[Dataset rows for apps and sites]
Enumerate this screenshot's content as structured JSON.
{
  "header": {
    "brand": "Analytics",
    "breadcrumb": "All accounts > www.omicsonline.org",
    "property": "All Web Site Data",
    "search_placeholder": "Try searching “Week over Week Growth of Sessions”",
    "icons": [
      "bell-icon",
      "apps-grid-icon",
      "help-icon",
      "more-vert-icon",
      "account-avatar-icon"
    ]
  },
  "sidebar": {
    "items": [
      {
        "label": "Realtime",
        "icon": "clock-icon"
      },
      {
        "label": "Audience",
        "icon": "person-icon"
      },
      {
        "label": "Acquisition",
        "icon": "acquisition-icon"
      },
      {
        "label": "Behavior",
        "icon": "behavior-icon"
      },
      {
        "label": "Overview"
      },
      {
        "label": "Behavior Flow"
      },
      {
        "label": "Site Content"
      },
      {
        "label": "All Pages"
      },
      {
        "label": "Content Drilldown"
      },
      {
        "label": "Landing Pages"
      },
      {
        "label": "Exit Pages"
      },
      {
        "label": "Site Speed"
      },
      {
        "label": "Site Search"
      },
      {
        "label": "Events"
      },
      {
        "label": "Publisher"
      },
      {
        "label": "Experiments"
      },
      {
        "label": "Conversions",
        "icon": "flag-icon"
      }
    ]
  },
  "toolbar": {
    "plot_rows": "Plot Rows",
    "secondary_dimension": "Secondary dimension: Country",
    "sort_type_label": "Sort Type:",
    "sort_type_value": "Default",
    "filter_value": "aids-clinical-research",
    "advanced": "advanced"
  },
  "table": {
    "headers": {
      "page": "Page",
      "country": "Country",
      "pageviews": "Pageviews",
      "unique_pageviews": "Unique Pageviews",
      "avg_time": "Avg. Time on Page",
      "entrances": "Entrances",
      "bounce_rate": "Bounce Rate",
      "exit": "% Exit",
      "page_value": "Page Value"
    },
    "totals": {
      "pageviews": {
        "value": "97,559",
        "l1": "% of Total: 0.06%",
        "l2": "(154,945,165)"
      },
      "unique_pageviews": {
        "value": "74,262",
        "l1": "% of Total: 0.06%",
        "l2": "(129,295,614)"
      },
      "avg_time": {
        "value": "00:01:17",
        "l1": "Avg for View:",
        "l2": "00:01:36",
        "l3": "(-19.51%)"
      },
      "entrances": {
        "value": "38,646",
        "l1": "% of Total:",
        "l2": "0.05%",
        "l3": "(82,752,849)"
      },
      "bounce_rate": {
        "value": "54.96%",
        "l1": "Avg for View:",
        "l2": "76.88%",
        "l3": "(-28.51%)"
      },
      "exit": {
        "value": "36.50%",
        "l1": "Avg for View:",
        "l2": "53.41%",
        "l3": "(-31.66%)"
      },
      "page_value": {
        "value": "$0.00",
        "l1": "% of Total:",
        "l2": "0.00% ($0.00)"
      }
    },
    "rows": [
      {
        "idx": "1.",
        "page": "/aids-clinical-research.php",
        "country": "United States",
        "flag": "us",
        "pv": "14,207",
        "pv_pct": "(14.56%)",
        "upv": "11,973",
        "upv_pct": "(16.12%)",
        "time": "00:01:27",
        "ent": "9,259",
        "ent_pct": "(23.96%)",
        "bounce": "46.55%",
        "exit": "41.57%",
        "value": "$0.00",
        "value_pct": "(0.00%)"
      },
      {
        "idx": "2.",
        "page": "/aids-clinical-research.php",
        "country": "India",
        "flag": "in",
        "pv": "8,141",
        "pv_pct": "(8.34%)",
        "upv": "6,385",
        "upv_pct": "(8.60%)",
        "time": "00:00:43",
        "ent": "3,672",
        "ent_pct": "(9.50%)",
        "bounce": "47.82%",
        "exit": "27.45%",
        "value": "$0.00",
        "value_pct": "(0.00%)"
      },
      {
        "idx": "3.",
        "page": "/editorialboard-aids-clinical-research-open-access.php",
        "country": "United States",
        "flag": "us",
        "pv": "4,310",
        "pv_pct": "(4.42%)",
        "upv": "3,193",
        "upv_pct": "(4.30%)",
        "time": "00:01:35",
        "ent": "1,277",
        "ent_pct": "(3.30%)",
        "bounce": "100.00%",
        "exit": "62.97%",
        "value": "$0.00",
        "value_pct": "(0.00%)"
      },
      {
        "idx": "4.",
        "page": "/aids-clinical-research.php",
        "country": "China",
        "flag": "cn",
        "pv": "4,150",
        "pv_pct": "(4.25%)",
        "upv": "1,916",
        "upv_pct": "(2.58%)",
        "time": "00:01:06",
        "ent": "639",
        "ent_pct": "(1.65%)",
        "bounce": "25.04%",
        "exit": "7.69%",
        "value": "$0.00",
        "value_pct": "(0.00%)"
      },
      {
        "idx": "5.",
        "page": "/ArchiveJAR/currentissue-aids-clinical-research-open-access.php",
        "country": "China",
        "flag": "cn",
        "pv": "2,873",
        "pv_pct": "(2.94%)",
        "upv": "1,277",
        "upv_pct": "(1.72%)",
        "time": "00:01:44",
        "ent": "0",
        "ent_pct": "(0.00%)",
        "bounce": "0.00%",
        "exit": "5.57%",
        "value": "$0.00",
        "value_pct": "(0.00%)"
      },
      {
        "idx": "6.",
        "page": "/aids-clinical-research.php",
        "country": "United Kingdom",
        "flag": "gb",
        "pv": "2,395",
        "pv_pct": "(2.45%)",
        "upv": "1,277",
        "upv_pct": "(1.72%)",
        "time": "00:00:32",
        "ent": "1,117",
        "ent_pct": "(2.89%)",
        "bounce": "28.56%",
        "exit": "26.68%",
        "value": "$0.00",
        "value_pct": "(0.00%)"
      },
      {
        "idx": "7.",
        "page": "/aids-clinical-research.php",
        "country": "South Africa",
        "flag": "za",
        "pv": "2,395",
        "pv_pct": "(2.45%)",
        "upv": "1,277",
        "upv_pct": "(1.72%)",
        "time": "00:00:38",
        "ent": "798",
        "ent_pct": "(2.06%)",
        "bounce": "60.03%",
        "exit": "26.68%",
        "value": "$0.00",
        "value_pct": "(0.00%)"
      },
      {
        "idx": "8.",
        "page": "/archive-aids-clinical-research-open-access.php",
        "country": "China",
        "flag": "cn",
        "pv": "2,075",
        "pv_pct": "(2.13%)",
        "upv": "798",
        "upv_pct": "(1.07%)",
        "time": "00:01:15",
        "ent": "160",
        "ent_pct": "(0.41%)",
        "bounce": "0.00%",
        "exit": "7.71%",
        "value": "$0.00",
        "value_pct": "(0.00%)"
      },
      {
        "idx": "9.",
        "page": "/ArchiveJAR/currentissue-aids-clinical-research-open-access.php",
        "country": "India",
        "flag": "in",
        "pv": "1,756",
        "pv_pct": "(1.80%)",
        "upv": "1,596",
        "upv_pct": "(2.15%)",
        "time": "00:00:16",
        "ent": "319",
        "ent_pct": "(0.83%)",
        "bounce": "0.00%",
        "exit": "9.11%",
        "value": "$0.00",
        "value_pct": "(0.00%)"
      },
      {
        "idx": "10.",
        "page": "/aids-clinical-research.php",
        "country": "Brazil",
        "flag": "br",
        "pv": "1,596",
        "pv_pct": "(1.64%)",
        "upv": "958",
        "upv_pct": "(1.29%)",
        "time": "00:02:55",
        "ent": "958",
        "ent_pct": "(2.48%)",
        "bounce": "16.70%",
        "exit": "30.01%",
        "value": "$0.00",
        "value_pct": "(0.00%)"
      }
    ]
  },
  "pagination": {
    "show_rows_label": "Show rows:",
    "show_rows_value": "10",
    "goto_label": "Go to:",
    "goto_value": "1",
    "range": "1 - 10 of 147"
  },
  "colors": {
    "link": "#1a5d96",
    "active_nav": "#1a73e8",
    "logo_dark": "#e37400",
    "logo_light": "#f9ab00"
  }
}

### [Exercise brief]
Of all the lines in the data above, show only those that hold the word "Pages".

### [Output for this task]
        "label": "All Pages"
        "label": "Landing Pages"
        "label": "Exit Pages"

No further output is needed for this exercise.